Jan 10: Georgians for a Healthy Future will host an event at The Freight Depot in downtown, its annual Health Care Unscrambled event, where a bi-partisan panel of state lawmakers and a keynote speaker will explore health care policy and public health issues.
Treylin Cooley, who is a health insurance navigator with Georgians for a Healthy Future, said people may be surprised to find they qualify for financial assistance – like he once did.
“Because I was able to benefit from the insurance, I am a big proponent of people applying for the insurance and realizing that you qualify when you probably thought that you didn’t,” Cooley said. “The premium tax credits do help out tremendously, and it’s a lifesaver.”
Opponents of the program argue that the work requirement will create barriers for people who are low-income.
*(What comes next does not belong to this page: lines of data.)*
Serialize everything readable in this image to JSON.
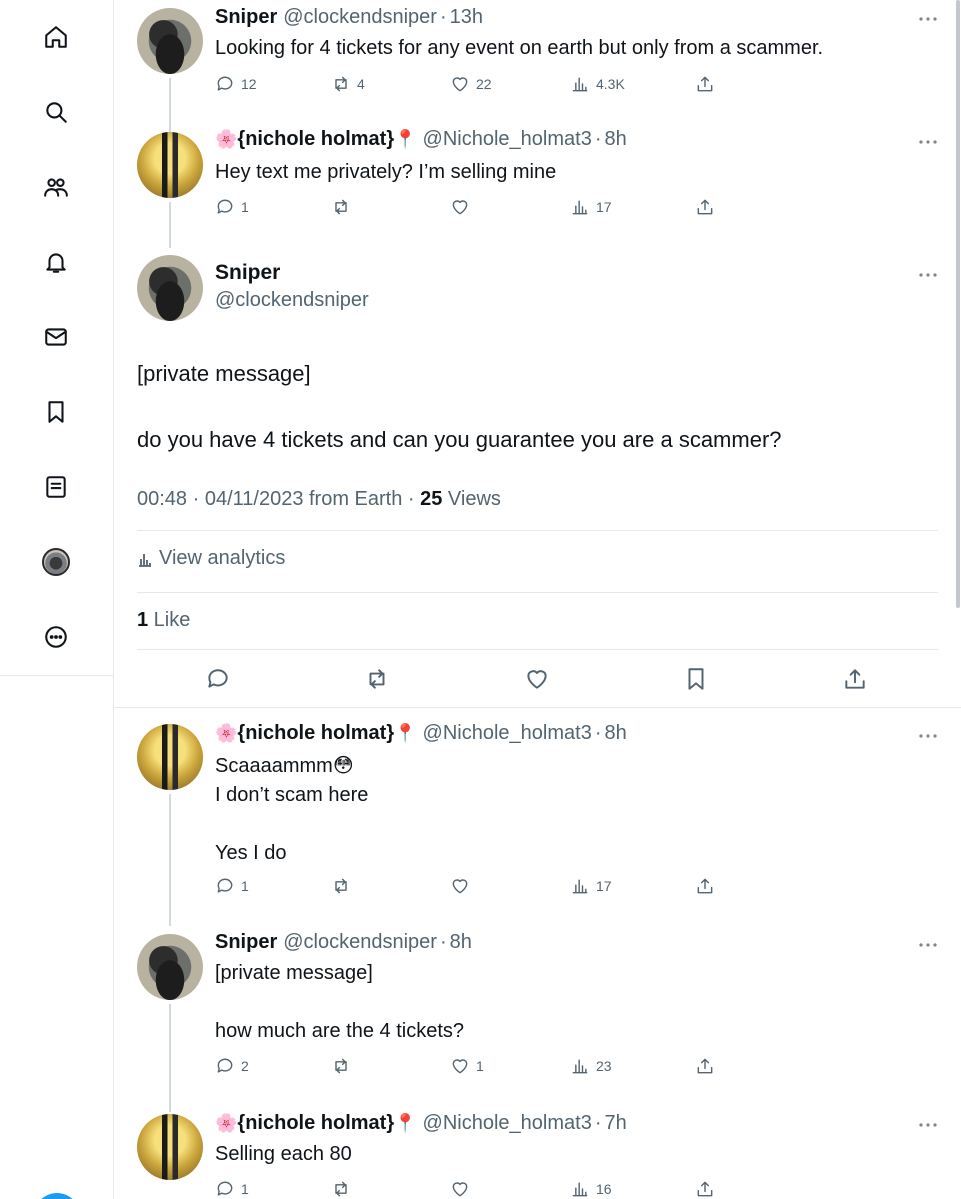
{
  "sidebar": {
    "items": [
      {
        "name": "home",
        "icon": "home-icon"
      },
      {
        "name": "explore",
        "icon": "search-icon"
      },
      {
        "name": "communities",
        "icon": "people-icon"
      },
      {
        "name": "notifications",
        "icon": "bell-icon"
      },
      {
        "name": "messages",
        "icon": "mail-icon"
      },
      {
        "name": "bookmarks",
        "icon": "bookmark-icon"
      },
      {
        "name": "lists",
        "icon": "list-icon"
      },
      {
        "name": "profile",
        "icon": "avatar"
      },
      {
        "name": "more",
        "icon": "more-circle-icon"
      }
    ]
  },
  "tweets": [
    {
      "name": "Sniper",
      "handle": "@clockendsniper",
      "dot": "·",
      "time": "13h",
      "text": "Looking for 4 tickets for any event on earth but only from a scammer.",
      "replies": "12",
      "retweets": "4",
      "likes": "22",
      "views": "4.3K"
    },
    {
      "name": "{nichole holmat}",
      "handle": "@Nichole_holmat3",
      "dot": "·",
      "time": "8h",
      "prefix_emoji": "🌸",
      "suffix_emoji": "📍",
      "text": "Hey text me privately? I’m selling mine",
      "replies": "1",
      "retweets": "",
      "likes": "",
      "views": "17"
    },
    {
      "name": "{nichole holmat}",
      "handle": "@Nichole_holmat3",
      "dot": "·",
      "time": "8h",
      "prefix_emoji": "🌸",
      "suffix_emoji": "📍",
      "text": "Scaaaammm😳\nI don’t scam here\n\nYes I do",
      "replies": "1",
      "retweets": "",
      "likes": "",
      "views": "17"
    },
    {
      "name": "Sniper",
      "handle": "@clockendsniper",
      "dot": "·",
      "time": "8h",
      "text": "[private message]\n\nhow much are the 4 tickets?",
      "replies": "2",
      "retweets": "",
      "likes": "1",
      "views": "23"
    },
    {
      "name": "{nichole holmat}",
      "handle": "@Nichole_holmat3",
      "dot": "·",
      "time": "7h",
      "prefix_emoji": "🌸",
      "suffix_emoji": "📍",
      "text": "Selling each 80",
      "replies": "1",
      "retweets": "",
      "likes": "",
      "views": "16"
    }
  ],
  "focused": {
    "name": "Sniper",
    "handle": "@clockendsniper",
    "text": "[private message]\n\ndo you have 4 tickets and can you guarantee you are a scammer?",
    "timestamp": "00:48 · 04/11/2023 from Earth · ",
    "views_count": "25",
    "views_label": " Views",
    "analytics_label": "View analytics",
    "likes_count": "1",
    "likes_label": " Like"
  },
  "colors": {
    "text": "#0f1419",
    "muted": "#536471",
    "accent": "#1d9bf0",
    "divider": "#e6e9ec"
  }
}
The executive director of Georgians for a Healthy Future, Laura Colbert, said, “Full-time caregivers, people with mental health conditions or substance use disorders, and people unable to work but who have not yet qualified for disability coverage would find it hard to qualify,” according to The Atlanta Journal-Constitution.
“The best-case scenario is that some uninsured Georgians would get coverage for some amount of time,’’ said Laura Colbert, executive director of the consumer advocacy group Georgians for a Healthy Future. “It’s going to be a big headache for the state and for people who enroll or try to enroll.”
Georgia’s per-enrollee cost for the work requirement program is expected to be at least three times higher than it would be under a regular Medicaid expansion, said Colbert.
The administrative barriers to the Kemp work plan would be significant, consumer advocates say. Full-time caregivers, people with mental health conditions or substance use disorders, and people unable to work but who have not yet qualified for disability coverage would find it hard to qualify, Colbert said.
The decision by CMS not to appeal “was a little surprising,’’ Colbert said, but she added that another unfavorable court ruling could pose a risk to other states’ Medicaid programs, by clearing the way for other work requirements.
“The best-case scenario is that some uninsured Georgians would get coverage for some amount of time,” Laura Colbert, executive director of the consumer advocacy group Georgians for a Healthy Future, said. “It’s going to be a big headache for the state and for people who enroll or try to enroll.”
“At best, some uninsured Georgians would get insurance coverage for some time,” said Laura Colbert, executive director of consumer advocacy group Georgians for a Healthy Future. “There will be a major headache for the state and for people who are enrolling or trying to enroll.”